Stinson spent 24 years locked away, his conviction largely due to discredited forensic techniques.
After eight days of trial and talks, former Milwaukee inmate Robert Lee Stinson will win $7.5 million for the 24 years he spent wrongfully behind bars.
The lawsuit—filed against the City of Milwaukee and one of its detectives—was approved by the Common Council. It calls for Stinson to receive $3.5 million in August and the remaining $4 million in January of next year.
Stinson, now aged 54, was exonerated in 2009. He sued after learning that the bite mark evidence used to secure his conviction had been altered, with one doctor purportedly using the case to bolster his own standing as a forensic expert.
“Mr. Stinson waited a very long time for this trial—34 years since his arrest and nearly 10 years since filing his civil rights lawsuit seeking redress for his wrongful conviction,” said Loevy & Loevy attorney Heather Lewis Donnell.
“Over the course of the week-and-a-half trial, the jury heard very powerful and moving testimony that convinced all sides that substantial compensation was in order,” Donnell said. “This is certainly the largest wrongful conviction settlement that Milwaukee has ever seen and one of the largest civil rights settlements as well.”
Common Council President Ashanti Hamilton noted that Milwaukee may not be able to pay the settlement itself. Self-insured and already exhausted from claims pay-outs, the city will probably have to borrow the millions needed to satisfy Stinson’s award.
“The situation, in general, is a very unfortunate one and we don’t want to deny the impact that that whole ordeal had on him and his family,” Hamilton said.
According to Hamilton, recognizing injustice and offering remuneration to its victims is having a huge impact on communities as well as institutions.
“I think we’re getting to a point where it’s actually more beneficial for us to deal justly with people as opposed to simply getting convictions,” he added. “We don’t want to be that kind of system, we don’t want to be the type of system that’s hellbent on locking people up as opposed to receiving and administering justice.”
For Stinson, it’s an admission long over-due.
As the Associated Press Reports, Stinson was 20 years old when he was convicted of first-degree murder. It was 1985, and detectives had discovered the body of one of Stinson’s neighbors in an alleyway, heavily bruised and covered in bite marks.

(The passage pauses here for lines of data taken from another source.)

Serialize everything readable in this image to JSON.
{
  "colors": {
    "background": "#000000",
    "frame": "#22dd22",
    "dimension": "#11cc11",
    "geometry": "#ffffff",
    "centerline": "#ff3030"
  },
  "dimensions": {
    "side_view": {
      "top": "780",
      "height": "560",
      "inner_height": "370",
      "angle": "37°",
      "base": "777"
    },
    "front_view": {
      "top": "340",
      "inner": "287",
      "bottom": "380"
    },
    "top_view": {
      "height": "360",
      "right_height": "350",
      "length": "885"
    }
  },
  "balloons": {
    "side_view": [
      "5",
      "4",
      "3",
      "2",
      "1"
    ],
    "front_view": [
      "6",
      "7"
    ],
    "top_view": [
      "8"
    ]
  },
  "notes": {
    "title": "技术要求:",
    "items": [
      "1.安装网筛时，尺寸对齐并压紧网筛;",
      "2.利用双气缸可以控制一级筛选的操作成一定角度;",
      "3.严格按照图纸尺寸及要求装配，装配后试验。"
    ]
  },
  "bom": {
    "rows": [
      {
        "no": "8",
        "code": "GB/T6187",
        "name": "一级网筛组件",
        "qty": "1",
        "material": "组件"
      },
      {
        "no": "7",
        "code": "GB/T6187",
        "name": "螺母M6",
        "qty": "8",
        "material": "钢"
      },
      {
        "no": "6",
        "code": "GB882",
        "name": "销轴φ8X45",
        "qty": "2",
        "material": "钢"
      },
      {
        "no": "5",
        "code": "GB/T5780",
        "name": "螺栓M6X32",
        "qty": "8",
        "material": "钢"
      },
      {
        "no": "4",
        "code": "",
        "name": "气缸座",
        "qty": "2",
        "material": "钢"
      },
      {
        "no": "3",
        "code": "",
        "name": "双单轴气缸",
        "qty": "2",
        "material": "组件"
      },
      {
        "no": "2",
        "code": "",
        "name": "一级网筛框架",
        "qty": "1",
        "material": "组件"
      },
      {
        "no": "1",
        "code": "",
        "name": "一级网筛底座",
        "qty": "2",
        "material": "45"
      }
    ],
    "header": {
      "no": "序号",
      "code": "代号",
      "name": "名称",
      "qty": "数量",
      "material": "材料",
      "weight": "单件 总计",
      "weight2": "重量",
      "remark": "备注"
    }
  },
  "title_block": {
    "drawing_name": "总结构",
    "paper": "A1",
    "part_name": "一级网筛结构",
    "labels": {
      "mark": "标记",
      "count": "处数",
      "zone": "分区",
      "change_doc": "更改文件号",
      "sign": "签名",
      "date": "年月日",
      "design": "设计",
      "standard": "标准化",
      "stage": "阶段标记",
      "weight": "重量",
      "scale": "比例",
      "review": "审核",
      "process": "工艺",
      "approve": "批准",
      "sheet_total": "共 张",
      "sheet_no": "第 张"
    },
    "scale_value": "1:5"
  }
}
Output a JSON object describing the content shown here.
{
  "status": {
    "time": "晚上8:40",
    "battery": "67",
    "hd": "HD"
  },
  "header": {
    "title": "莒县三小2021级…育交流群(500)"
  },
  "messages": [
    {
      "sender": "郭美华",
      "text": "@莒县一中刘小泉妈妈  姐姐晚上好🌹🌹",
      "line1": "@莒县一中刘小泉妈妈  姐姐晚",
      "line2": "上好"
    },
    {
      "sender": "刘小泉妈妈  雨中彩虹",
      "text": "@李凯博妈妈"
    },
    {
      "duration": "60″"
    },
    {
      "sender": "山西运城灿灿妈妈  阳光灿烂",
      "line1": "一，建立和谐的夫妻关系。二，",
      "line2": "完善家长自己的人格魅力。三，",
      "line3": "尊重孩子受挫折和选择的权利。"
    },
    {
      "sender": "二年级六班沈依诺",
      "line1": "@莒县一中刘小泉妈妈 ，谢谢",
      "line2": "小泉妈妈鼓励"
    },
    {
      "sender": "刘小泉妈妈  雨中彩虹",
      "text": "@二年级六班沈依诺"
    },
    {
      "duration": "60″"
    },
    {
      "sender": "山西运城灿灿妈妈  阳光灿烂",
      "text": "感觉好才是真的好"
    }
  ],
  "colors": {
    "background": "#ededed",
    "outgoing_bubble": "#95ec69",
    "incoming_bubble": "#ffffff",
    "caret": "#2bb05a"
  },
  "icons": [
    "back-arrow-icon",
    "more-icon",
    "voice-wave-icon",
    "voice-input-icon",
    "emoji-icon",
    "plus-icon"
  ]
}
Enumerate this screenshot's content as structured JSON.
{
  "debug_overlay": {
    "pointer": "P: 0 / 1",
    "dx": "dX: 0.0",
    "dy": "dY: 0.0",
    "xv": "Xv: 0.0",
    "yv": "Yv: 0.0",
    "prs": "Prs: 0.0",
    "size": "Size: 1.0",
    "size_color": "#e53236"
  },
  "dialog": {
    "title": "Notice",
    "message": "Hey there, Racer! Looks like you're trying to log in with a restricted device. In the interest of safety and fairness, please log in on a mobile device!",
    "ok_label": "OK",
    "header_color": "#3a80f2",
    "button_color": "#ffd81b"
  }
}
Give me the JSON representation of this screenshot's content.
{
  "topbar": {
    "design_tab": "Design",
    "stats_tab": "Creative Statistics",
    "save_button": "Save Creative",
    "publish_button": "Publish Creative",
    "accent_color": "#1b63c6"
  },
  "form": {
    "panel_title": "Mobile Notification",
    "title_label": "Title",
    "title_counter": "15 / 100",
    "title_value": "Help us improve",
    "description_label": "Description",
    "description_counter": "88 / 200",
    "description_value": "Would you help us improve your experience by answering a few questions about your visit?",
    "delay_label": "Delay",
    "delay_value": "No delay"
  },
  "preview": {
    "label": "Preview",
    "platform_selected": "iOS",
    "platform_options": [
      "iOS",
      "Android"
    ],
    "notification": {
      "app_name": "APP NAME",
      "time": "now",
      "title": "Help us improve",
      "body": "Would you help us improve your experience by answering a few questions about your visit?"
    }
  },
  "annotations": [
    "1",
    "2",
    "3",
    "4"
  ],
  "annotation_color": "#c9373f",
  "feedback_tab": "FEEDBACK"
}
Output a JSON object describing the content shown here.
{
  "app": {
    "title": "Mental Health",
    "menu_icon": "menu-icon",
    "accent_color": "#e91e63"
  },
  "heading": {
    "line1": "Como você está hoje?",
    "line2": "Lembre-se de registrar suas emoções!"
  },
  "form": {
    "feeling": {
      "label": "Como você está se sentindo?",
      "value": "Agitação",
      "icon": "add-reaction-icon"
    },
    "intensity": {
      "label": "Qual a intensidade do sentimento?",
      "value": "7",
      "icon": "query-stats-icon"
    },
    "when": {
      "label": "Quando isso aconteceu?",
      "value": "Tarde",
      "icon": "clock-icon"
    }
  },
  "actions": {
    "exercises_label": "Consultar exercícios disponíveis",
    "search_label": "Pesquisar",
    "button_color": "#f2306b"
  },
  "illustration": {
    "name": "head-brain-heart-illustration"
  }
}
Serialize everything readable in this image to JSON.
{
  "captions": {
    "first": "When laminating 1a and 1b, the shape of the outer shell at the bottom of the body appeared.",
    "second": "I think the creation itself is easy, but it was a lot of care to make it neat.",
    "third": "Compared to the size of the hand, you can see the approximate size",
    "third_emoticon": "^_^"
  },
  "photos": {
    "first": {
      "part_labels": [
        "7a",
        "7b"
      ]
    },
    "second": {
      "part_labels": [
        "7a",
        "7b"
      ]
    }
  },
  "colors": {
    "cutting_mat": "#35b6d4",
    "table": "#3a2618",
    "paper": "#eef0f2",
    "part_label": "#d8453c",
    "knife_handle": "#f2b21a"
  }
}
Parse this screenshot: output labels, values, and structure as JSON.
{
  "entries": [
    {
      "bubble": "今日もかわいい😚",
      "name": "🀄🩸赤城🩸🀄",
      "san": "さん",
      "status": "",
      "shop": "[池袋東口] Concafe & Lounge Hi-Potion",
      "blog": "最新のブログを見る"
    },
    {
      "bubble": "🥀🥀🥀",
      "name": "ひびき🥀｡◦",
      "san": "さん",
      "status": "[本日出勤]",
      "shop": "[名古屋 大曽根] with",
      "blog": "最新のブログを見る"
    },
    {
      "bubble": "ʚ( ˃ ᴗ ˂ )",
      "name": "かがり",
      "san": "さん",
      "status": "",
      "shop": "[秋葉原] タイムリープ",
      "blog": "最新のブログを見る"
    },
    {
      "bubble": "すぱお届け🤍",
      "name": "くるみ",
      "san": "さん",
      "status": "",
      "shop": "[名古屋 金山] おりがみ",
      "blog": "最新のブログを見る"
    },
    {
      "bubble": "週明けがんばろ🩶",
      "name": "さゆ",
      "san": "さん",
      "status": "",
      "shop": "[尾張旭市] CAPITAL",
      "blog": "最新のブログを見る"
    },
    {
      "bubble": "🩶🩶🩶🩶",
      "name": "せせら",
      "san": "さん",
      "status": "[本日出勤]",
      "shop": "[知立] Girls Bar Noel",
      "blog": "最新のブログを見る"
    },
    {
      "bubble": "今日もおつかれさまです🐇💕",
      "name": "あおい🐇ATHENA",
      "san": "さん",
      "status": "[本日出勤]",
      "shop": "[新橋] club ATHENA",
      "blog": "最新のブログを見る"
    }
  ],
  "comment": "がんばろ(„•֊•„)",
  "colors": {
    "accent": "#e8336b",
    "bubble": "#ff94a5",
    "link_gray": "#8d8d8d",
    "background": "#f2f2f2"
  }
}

While Stinson wasn’t initially identified as a suspect, two dentists—one of whom was trying to build a name as an expert in the budding field of bite mark forensics—said the killer was missing an incisor.
Stinson, who’s missing one of his upper teeth, was tagged in the investigation. He claims one retired detective—named as James Gauger in the suit—honed on him, refusing to consider other suspects or alternative explanations.
Gauger, says the suit, had suspected Stinson of complicity in another homicide and wanted to take him in.
Two dentists consulted to compare Stinson’s dental profile with bite marks left by the killer also appear to have manipulated or otherwise misrepresented the evidence. Their testimony was rebuked by contemporary experts when Stinson was freed from prison in 2009.